The Battle of Olustee
A hundred and fifty one years ago, Yankees walked “forty miles over the most barren land of the South, frightening salamanders and the gophers, only to get a terrible thrashing…”
In February 1864, the commander of the Unions’ Department of the South, Major General Quincy Gillmore, ordered an expedition into Florida. The expeditions’ goals were to secure Union enclaves, disrupt Confederate supply routes, and recruit negro soldiers. In charge of the expedition was Brigadier General Truman Seymour.
Seymour landed his troops at Jacksonville which had already been seized by the federals in March of 1862. From Jacksonville, Seymour made several raids in the immediate area briefly disrupting Confederate efforts there, as well as liberating some slaves. Seymour was under orders however from Gillmore not to venture too far into North Central Florida.
General P.G.T. Beauregard, the commanding Confederate general at Charleston South Carolina had been concerned over Seymour’s earlier preparations at Hilton Head. Beauregard correctly guessing the federals next move would be into Florida, sent reinforcements there under the supervision of the Georgian Alfred H. Colquitt to bolster Florida’s defences and stop Seymour. Just as Colquitt’s troops began arriving, Seymour without Gillmore’s knowledge began his invasion of North Florida- hoping to possibly capture Tallahassee.
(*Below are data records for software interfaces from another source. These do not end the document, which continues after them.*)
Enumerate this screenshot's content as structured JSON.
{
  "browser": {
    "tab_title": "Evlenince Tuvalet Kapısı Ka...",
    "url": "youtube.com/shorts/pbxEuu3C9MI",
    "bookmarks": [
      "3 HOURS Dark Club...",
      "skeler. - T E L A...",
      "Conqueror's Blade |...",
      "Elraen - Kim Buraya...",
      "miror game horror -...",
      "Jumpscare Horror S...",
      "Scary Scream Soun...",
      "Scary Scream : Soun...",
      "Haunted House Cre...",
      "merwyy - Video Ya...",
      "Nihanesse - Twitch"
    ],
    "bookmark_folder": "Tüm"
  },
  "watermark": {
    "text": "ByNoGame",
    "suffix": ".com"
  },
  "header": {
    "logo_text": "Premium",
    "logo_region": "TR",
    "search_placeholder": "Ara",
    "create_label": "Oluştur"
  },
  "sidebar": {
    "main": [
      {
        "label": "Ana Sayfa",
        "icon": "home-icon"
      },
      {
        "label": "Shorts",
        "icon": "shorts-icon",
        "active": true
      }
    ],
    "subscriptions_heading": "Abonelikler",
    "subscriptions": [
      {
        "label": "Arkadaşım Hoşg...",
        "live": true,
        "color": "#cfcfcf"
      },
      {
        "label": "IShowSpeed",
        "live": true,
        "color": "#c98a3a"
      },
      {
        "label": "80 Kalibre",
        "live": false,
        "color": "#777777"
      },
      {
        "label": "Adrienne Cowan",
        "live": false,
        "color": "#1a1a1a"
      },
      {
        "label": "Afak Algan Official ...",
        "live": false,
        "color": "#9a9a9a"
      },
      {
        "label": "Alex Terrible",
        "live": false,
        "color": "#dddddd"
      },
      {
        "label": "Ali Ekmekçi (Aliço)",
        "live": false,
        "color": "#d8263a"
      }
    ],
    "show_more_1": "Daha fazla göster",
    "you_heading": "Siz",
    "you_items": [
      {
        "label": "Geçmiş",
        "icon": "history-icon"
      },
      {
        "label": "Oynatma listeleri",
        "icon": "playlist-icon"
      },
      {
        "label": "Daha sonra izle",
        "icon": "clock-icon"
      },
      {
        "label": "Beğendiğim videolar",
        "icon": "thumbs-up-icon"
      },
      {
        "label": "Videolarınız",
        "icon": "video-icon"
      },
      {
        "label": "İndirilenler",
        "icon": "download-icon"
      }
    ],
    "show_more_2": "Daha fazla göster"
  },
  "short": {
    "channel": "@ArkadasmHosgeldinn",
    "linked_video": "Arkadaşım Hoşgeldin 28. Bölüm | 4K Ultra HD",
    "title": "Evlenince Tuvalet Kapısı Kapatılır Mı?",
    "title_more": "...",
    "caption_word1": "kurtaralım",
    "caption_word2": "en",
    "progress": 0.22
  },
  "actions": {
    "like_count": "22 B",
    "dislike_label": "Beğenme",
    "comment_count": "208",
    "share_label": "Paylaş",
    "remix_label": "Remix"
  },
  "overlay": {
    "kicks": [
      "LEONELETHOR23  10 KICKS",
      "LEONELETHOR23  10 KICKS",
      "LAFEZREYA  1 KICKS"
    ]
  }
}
The 5,500 federals roughly followed the path of the Florida, Atlantic and Gulf Central Railroad aiming for Lake City. At around 2:30 in the afternoon on the 20th of February 1864, the federals bumped into Confederate General Finnegan’s forces. The Confederates numbering 5,000 had entrenched themselves near the Olustee Station and Ocean Pond. Seymour thinking that he was only encountering Confederate militia committed his men in piecemeal.
The battle raged throughout the afternoon but when Finnegan committed the last of his troops, the federals broke and began their long retreat back to Jacksonville. Union casualties in total numbered 1861, or around 34 percent of the Yankees engaged. The ratio of Yankee casualties to the number of troops involved made the Battle of Olustee the second bloodiest battle for the north of the entire war.
Many of the wounded Yankee and negro soldiers got the black flag treatment while lying on the battlefield. Let this day be a reminder to those who dare invade the mother soil of Florida in the future. Let this also be an example of how Christian warriors should behave when our firesides and the hearth of our very home is threatened.
Buiadh no Bas